To make the dough: Add the additional yeast to the sponge and stir to incorporate. Add 3 cups of the flour, the cinnamon, sugar, salt and brown sugar (or honey) and attach the bowl to your stand mixer, fitted with the dough hook. Mix on low speed until the ingredients come together in a ball, gradually adding the remaining 3/4 cup flour to stiffen the dough. In the last few minutes of mixing, add the raisins and allow the mixer to incorporate them into the dough.
Kneading the dough: You can continue to knead in your mixer, but fair warning, the dough is very heavy. I didn't want to risk damaging my mixer so I did it by hand. By hand you'll have to knead the dough for at least 10 minutes - you want a pliable, smooth dough that's satiny and not tacky to the touch. You can add additional water or flour as necessary to achieve the right consistency.
Divide the dough into 4 1/2 oz pieces for the bagels (that will make a fairly large bagel so feel free to use smaller portions if you prefer). Shape each piece into a roll and place on a parchment-lined baking sheet. Cover with a damp towel and allow to rest for about 20 minutes.
Line two baking sheets with parchment and spray them lightly with nonstick cooking spray.
To shape the bagels: Flatten the ball of dough slightly then poke a hole through the center. Stretch and rotate the dough until the hole is about 2 1/2 inches in diameter (or slightly smaller if you've made your portions less than 4 1/2 oz each). Transfer to the prepared baking sheet and repeat with all of the dough balls (dividing them evenly between the two baking sheets). Spray the tops of the bagels lightly with nonstick cooking spray and cover each baking sheet loosely with plastic wrap. Allow to sit at room temperature for about 20 minutes.
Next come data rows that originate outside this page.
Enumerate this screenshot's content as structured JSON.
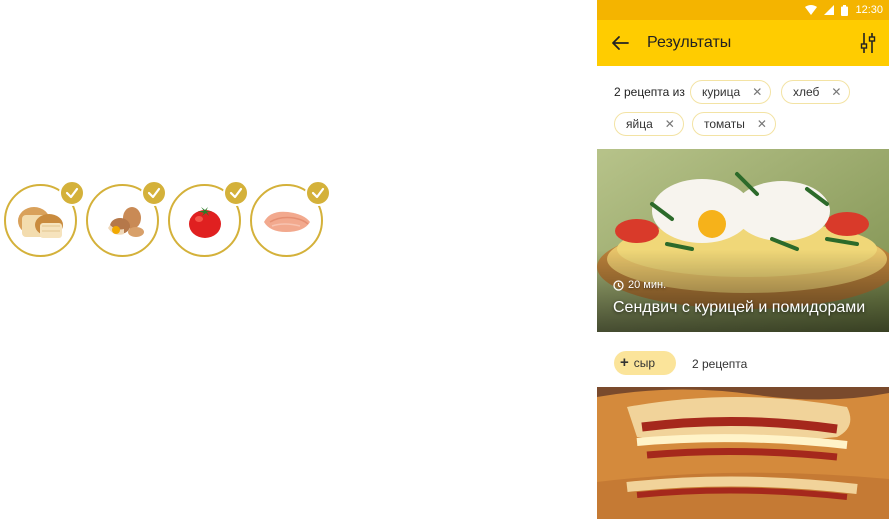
{
  "ingredients": [
    {
      "icon": "bread-icon",
      "checked": true
    },
    {
      "icon": "eggs-icon",
      "checked": true
    },
    {
      "icon": "tomato-icon",
      "checked": true
    },
    {
      "icon": "chicken-icon",
      "checked": true
    }
  ],
  "statusbar": {
    "time": "12:30"
  },
  "appbar": {
    "title": "Результаты"
  },
  "filters": {
    "count_label": "2 рецепта из",
    "chips": [
      {
        "label": "курица"
      },
      {
        "label": "хлеб"
      },
      {
        "label": "яйца"
      },
      {
        "label": "томаты"
      }
    ]
  },
  "recipe": {
    "time": "20 мин.",
    "title": "Сендвич с курицей и помидорами"
  },
  "suggestion": {
    "chip_label": "сыр",
    "count": "2 рецепта"
  },
  "colors": {
    "accent": "#ffcc00",
    "statusbar": "#f4b400",
    "check": "#d4b13a",
    "chip_border": "#f3e3a4"
  }
}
To determine whether the bagels are ready to be retarded in the refrigerator use the "float test." Fill a small bowl with room temperature water and place one of the bagels in the water. If the bagel floats within 10 seconds of being placed in the water, they are ready to move to the fridge. If so, remove the bagel from the water, pat dry and place back on the baking sheet. (Note: you only need to test one bagel - not all of them.) If the bagel doesn't float, continue to proof at room temperature and perform the float test again every 10-20 minutes, or until it floats. When the bagels are ready to be retarded, place the loosely covered baking sheets in the refrigerator overnight (or up to 2 days).
When you're ready to bake the bagels, preheat oven to 500 F, with racks in the upper and lower thirds of the oven. Bring a large pot (the wider the pot, the better) of water to a boil, then add the baking soda.
Remove the bagels from the refrigerator. A few at a time (as many as can comfortably fit in your pot), drop them into the boiling water. They should float to the top fairly quickly. Boil for 1 minute per side, flipping them with a spider strainer. While the bagels are boiling, dust the baking sheets they were on with cornmeal. Remove the bagels to the dusted baking sheets and repeat until they've all been boiled.
Bake both pans of bagels in the oven for about 5 minutes, then rotate the pans (switch the racks they're on and give them a 180-degree flip). Reduce the oven temperature to 450 F and continue baking for another 5 minutes, or until the bagels are light golden brown. Transfer the pans to wire racks and let the bagels cool for at least 15 minutes before serving.
Makes about 14 large bagels